From School Library Journal:
Grade 2-4?In 1860, Sam Peppard, a blacksmith in northeast Kansas territory, invented a wagon powered by wind and set off with three friends for Denver. Their journey ended just 80 miles short of their destination when a whirlwind destroyed the wagon. This fictionalized account is crammed full of life, fun, and action. Text and pictures concentrate on the unusual invention and the main events. The black-and-white illustrations are reminiscent of old-time photographs, and the dialogue seems right for the time and place depicted. Both exhibit a subtle humor and real warmth. In two instances, a double-page illustration is placed mid-sentence, thus breaking the flow of the story, but this is a minor flaw. Incidental descriptions of geography and weather are vivid and add authenticity. A few details of the story are at odds with other sources, but the history isn't absolutely clear, and Sam's adventures are more than halfway to a tall tale anyway. Teachers may wish to compare this to Ennis Rees's wholly fictional Windwagon Smith (Prentice-Hall, 1966; o.p.) and to Glen Rounds's Mr. Yowder and the Windwagon (Holiday, 1983; o.p.). An extensive author's note explains clearly and simply the concept of historical fiction and offers a wealth of facts to supplement the tale. A welcome addition for beginning readers that will satisfy those ready to move beyond Barbara Brenner's Wagon Wheels (1978) and Nathaniel Benchley's "I Can Read History Books" (all HarperCollins).?Darcy Schild, Schwegler Elementary School, Lawrence, KS

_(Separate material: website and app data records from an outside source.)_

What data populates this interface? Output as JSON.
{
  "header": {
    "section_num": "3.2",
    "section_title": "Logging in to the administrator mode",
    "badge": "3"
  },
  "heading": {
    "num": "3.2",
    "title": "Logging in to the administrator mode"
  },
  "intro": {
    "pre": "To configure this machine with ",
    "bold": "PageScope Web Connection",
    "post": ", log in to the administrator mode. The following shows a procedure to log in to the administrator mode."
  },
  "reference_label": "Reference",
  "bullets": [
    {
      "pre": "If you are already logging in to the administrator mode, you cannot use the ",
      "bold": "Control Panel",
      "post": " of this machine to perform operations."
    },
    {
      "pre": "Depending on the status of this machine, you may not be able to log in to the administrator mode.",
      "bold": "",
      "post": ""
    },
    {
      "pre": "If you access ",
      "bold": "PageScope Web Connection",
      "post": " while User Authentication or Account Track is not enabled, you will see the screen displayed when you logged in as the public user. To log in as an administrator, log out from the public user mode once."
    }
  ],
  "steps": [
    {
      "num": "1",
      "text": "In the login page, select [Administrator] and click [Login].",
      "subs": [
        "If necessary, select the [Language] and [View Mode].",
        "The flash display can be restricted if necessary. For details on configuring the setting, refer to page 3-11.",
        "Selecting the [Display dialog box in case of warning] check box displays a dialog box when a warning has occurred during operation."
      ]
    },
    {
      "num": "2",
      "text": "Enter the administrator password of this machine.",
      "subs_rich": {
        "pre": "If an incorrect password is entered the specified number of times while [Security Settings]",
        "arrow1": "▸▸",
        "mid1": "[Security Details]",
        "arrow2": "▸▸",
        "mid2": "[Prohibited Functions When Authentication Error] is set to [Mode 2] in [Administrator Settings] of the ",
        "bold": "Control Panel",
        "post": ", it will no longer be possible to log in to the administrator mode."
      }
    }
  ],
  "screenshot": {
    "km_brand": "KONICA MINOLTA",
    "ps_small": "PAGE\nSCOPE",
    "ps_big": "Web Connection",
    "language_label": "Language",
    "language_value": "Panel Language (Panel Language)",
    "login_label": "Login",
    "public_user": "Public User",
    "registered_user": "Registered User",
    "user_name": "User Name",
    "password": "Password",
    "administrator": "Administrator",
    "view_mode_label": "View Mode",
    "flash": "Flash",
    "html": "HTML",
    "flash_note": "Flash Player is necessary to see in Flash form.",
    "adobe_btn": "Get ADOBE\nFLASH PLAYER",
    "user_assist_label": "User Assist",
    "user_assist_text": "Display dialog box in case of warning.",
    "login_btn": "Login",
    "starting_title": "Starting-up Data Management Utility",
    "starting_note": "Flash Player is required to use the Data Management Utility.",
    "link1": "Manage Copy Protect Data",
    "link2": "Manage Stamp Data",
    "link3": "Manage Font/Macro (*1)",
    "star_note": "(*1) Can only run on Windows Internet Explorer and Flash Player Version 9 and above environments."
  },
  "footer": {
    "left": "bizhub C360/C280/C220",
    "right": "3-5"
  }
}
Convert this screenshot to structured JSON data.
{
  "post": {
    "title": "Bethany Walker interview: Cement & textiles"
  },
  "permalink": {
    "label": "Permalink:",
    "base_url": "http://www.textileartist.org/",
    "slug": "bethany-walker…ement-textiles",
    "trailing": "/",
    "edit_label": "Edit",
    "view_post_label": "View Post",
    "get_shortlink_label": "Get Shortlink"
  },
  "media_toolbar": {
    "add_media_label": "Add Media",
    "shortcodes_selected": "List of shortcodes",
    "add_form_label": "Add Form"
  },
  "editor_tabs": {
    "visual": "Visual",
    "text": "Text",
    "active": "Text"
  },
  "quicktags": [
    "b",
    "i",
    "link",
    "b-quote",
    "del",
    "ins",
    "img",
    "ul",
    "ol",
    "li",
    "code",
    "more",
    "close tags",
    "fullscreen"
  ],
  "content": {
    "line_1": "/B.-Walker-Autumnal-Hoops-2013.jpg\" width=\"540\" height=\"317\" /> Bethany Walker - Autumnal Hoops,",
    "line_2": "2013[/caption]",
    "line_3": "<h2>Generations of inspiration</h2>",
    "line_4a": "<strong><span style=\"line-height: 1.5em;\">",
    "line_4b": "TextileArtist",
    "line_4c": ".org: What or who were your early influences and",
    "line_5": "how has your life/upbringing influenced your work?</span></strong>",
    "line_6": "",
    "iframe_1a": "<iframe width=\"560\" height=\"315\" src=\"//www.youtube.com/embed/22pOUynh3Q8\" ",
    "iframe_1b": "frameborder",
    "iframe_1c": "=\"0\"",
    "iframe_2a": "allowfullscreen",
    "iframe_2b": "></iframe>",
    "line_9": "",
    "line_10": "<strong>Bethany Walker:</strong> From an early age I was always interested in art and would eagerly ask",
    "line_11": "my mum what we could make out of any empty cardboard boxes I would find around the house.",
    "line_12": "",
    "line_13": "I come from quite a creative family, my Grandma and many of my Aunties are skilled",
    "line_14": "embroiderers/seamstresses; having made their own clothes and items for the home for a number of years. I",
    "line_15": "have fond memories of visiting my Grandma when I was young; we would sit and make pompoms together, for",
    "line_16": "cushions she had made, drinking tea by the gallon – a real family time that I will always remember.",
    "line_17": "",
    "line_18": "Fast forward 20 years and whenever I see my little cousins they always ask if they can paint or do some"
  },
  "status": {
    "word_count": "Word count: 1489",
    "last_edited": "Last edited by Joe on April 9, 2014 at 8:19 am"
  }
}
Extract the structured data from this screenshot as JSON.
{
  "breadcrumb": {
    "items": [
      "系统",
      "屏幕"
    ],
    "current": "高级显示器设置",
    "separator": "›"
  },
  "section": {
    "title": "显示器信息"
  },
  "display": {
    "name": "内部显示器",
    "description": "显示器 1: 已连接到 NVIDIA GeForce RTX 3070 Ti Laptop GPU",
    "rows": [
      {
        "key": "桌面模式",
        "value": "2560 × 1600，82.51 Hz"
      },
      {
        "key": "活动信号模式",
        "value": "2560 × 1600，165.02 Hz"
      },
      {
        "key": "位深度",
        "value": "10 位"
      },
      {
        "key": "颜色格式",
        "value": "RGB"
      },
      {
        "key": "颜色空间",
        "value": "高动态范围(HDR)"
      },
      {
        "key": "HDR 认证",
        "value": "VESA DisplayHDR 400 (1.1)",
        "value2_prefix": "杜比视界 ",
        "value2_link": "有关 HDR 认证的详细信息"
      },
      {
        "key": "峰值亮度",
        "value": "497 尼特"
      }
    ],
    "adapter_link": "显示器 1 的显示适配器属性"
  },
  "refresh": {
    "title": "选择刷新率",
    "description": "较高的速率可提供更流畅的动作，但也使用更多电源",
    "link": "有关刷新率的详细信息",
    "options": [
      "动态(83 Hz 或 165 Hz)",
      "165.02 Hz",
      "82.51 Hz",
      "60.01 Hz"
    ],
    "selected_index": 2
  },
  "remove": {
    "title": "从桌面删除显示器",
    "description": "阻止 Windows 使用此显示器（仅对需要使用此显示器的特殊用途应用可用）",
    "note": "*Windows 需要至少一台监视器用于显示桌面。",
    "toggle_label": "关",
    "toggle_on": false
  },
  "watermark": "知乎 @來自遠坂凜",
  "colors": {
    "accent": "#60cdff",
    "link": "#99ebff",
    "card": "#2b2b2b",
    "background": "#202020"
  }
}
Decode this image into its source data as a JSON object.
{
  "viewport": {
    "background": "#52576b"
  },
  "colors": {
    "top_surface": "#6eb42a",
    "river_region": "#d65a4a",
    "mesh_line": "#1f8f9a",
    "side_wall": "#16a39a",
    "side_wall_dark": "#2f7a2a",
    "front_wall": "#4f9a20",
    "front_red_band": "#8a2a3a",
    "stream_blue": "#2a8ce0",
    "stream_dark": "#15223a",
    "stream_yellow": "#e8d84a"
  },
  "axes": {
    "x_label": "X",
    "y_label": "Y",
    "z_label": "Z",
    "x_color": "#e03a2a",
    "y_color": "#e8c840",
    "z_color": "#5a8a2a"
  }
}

Copyright 1995 Reed Business Information, Inc.
Title: The Wind Wagon
Publisher: Silver Burdett Pr
Publication Date: 1995
Book Condition: Acceptable
Book Description Silver Burdett Pr, 1995. Hardcover. Book Condition: Used: Good. Bookseller Inventory # SONG0382249283
Book Description Silver Burdett Pr, 1995. Book Condition: Good. Ships from Reno, NV. Former Library book. Shows some signs of wear, and may have some markings on the inside. Bookseller Inventory # GRP94282273
Book Description Silver Burdett Pr, 1995. Book Condition: Good. Former Library book. Shows some signs of wear, and may have some markings on the inside. Bookseller Inventory # GRP10152827
Book Description Silver Burdett Pr. Hardcover. Book Condition: Very Good. 0382249283 Former library copy in Excellent Condition. Bookseller Inventory # SKU1265545
Book Description Silver Burdett Pr, 1995. Hardcover. Book Condition: New. Never used!. Bookseller Inventory # P110382249283
Book Description Silver Burdett Pr, 1995. Hardcover. Book Condition: Good. Ships with Tracking Number! INTERNATIONAL WORLDWIDE Shipping available. May not contain Access Codes or Supplements. Buy with confidence, excellent customer service!. Bookseller Inventory # 0382249283